Born in Leicester and educated at Ampleforth, he served in the Royal Marines from 1945, before joining the monastic community in September 1948. He was ordained priest in 1958.
He read botany at St Benet’s, Oxford, the private hall established by Ampleforth to allow its monks to study for secular degrees.
Back in Yorkshire in the early 1960s he was part-time chaplain first at RAF Topcliffe and then RAF Linton-on-Ouse.
From 1964, he was master of St Thomas’ House at Ampeforth school and taught biology, but at the end of the decade he decided to live as a hermit, and for the next six years was ensconced at Holly Hill, near Hawnby in the North York Moors, where he eventually built a small chapel that still stands.
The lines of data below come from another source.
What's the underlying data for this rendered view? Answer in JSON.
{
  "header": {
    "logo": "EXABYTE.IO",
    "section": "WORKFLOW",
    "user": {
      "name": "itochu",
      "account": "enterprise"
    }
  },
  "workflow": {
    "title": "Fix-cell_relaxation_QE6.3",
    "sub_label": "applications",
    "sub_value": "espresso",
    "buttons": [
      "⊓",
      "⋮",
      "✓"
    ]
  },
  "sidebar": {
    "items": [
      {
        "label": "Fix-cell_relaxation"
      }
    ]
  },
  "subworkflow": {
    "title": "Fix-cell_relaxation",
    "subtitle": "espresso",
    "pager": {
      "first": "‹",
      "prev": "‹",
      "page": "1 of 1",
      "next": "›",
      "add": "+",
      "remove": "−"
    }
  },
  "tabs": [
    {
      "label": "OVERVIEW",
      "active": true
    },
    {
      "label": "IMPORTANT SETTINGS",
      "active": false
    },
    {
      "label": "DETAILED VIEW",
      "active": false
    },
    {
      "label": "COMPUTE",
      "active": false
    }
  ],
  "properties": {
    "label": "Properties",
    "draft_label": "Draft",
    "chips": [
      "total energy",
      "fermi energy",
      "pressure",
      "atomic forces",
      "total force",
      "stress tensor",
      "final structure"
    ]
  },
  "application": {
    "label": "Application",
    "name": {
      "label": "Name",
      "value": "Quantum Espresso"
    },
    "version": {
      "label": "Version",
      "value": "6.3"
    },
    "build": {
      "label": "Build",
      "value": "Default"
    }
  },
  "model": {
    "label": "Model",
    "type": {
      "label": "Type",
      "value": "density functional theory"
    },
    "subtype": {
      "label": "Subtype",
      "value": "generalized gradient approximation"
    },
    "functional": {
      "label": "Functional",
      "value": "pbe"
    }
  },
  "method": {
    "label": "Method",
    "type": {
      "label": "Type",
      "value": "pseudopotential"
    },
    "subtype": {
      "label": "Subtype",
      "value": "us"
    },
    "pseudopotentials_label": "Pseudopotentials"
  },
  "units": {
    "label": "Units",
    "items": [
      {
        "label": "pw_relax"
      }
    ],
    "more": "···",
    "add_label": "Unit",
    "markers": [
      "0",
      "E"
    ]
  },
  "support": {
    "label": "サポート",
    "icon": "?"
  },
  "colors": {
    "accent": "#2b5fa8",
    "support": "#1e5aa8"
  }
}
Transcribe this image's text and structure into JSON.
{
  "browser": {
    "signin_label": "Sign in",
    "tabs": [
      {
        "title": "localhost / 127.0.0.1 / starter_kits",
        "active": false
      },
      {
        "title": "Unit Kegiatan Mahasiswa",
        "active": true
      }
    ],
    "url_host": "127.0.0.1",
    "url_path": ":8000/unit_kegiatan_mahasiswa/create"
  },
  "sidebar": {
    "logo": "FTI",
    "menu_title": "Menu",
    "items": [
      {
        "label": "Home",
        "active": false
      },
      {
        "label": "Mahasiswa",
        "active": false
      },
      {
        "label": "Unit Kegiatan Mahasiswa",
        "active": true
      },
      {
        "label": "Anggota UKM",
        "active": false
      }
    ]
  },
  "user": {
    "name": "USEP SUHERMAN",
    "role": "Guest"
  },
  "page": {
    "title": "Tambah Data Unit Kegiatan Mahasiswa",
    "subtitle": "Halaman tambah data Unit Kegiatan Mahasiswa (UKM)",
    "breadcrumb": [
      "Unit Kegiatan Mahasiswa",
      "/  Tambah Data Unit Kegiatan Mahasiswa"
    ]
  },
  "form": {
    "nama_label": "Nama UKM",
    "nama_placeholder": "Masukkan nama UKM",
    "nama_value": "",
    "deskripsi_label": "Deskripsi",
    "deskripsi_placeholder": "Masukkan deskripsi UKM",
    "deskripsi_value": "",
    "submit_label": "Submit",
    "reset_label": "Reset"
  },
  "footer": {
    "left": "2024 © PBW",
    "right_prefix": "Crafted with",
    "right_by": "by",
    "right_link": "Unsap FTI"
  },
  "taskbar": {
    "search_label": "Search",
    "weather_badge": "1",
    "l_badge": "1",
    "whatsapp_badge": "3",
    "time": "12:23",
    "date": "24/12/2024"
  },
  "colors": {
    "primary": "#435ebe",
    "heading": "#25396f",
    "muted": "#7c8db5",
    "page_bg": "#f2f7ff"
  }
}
He returned to Ampleforth Abbey in 1975 and was appointed novice master, before setting out again a year later to work at Eke Priory in Nigeria. “None of the water-tight doors fit, the port anchor is unusable, there is a kink in the main derrick which could buckle it on top of dockers unloading,” he wrote of his journey on a leaky cargo boat carrying sugar from Middlesbrough to Lagos.
“The crew was arrested while in Dakar, for debts unpaid last time,” he added.
In 1987 he helped establish St Bede’s Pastoral Centre in York, served by a resident community of monks from Ampleforth. He looked after justice and peace groups and worked with the Association for Separated and Divorced Catholics, as well as developing the garden and allotment at the back of the property.
From April 1994, he served in Osmotherley, in the Diocese of Middlesbrough, before returning once more to Ampleforth.